On the 26th, at daybreak, they descried high land to the westward, which proved to be Japan. The country consisted of a double range of mountains; it abounded with wood, and had a pleasing variety of hills and dales. They saw the smoke of several towns, and many houses near the shore, in pleasant and cultivated situations. They stood off and on, according as the weather permitted them, till the 28th in the afternoon, when they lost sight of the land, and from its breaking off so suddenly, they conjectured that what they had before seen was a cluster of islands, lying off the main land of Japan. The next day they saw land again, eleven leagues to the southward. The coast appeared straight and unbroken; towards the sea it was low, but rose gradually into hills of a moderate height, whose tops were tolerably even, and covered with wood.
At nine o'clock, the wind shifting to the southward, they tacked and stood off to the east, and soon after they saw a vessel close in with the land, standing along shore to the northward, and another in the offing, coming down before the wind. Objects of any kind, belonging to a country so famous and yet so little known, excited a general curiosity, and every soul on board was upon deck in an instant, to gaze at them. The vessel to windward passed ahead of them at the distance of about half a mile. It would have been easy to have spoken with her; but perceiving, by her manoeuvres, that she was much frightened, Captain Gore was not willing to augment her terrors, and thinking that they should have many better opportunities of communicating with the Japanese, suffered her to go off without interruption. There appeared to be about six men on board, and, according to the best conjectures that could be formed, the vessel was about forty tons burden. She had but one mast, on which was hoisted a square sail, extended by a yard aloft, the braces of which worked forward. Halfway down the sail came three pieces of black cloth, at equal distances from each other. The vessel was higher at each end than in the midship, and from her appearance and form she did not appear to be able to sail otherwise than large.
Soon after the wind increased so much, that our navigators were reduced to their courses; and the sea ran as high as any one on board ever remembered to have seen it. If the Japenese vessels are, as Kaempfer describes them, open in the stern, it would not have been possible for those they saw to have survived the fury of the storm; but as the appearance of the weather, all the preceding part of the day, foretold its coming, and one of the sloops had, notwithstanding, stood far out to sea, it was concluded they were perfectly capable of bearing a gale of wind.
Our navigators were blown off the land by this gale, but on the 30th they saw it again, at the distance of about fifteen leagues, appearing in detached parts, but it could not be determined whether they were small islands, or parts of Japan.
On the 1st of November, they saw a number of Japanese vessels close in with the land, several seemingly engaged in fishing, and others standing along shore.
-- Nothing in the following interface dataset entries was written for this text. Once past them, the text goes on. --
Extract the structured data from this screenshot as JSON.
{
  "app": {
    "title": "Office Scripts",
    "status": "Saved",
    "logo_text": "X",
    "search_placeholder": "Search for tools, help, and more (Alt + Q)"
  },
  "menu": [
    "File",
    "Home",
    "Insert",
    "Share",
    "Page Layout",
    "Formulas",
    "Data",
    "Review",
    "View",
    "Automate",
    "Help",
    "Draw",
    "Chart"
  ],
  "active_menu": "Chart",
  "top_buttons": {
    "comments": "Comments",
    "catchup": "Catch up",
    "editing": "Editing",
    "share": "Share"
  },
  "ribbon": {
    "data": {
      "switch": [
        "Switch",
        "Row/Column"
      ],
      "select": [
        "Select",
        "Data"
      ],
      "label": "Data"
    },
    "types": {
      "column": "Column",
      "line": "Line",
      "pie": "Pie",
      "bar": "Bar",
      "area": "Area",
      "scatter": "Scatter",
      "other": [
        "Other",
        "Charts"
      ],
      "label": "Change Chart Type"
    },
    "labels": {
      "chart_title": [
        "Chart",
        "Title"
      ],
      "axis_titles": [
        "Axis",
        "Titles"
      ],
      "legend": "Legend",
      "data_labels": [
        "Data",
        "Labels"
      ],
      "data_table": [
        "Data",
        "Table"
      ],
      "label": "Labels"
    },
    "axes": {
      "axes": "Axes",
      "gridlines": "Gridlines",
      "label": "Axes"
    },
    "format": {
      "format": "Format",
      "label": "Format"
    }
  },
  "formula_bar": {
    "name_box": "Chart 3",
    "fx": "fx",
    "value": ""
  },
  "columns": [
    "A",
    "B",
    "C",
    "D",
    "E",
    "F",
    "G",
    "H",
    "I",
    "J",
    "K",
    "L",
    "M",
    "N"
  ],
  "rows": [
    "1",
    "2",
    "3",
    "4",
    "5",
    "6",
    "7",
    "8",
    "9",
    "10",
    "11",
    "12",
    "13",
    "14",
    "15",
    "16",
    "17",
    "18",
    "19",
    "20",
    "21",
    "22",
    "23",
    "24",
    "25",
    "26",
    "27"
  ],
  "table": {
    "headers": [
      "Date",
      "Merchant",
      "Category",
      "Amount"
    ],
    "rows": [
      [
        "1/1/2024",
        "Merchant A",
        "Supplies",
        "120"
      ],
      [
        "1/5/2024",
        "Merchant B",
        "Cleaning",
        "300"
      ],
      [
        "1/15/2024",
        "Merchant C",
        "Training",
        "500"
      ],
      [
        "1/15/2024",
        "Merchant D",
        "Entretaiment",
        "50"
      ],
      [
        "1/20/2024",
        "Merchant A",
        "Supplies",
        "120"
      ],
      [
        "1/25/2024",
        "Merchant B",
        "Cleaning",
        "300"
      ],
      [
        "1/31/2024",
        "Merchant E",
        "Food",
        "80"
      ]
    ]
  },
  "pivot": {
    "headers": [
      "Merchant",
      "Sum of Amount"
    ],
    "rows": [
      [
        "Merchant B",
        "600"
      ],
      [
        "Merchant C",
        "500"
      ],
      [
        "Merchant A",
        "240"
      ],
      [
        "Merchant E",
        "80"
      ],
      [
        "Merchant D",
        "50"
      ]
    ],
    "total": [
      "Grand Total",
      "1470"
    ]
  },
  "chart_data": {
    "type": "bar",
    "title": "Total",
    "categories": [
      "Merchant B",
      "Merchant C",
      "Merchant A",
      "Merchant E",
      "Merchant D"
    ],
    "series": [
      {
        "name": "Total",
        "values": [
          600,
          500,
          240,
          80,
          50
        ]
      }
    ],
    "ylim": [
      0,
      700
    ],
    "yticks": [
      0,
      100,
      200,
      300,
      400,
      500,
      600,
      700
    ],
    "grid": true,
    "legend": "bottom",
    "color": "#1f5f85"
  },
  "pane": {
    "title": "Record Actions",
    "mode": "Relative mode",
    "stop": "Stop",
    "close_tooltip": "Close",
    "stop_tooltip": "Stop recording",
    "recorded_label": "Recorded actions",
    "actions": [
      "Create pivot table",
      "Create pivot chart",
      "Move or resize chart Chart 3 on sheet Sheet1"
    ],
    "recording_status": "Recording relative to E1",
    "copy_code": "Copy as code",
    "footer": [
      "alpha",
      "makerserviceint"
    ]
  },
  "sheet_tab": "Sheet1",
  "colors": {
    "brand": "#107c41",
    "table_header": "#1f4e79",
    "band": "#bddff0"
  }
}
They discovered to the westward a remarkably high mountain, with a round top, rising far inland. As this was the most remarkable hill on the coast, they wished to have settled its situation exactly; but only having had a single view, they were obliged to be contented with such accuracy as their circumstances would allow.
Its latitude was reckoned to be 35 20', and its longitude 140 26'.
As the Dutch charts made the coast of Japan extend about ten leagues to the south-west of White Paint (supposed to be the southernmost land then in sight) our navigators stood off to the eastward, to weather the point. At midnight they again tacked, expecting to fall in with the land to the southward, but were surprised to find, in the morning, that during eight hours, in which they supposed they had made a course of nine leagues to the south-west, they had in reality been carried eight leagues in a direction diametrically opposite. Whence they calculated that the current had set to the north-east by north, at the rate of at least five miles an hour.
On the 3rd of November, they were again blown off the land by a heavy gale, and found themselves upwards of fifty leagues off, which circumstances, together with the extraordinary effect of the currents they had experienced, the late season of the year, the unsettled state of the weather, and the little likelihood of any change for the better, made Captain Gore resolve to leave Japan altogether, and proceed in the voyage for China.
On the 4th and 5th, our navigators, continuing their course to the south-east, passed great quantities of pumice-stone. These stones appeared to have been thrown into the sea by eruptions of various dates, as many of them were covered with barnacles, and others quite bare.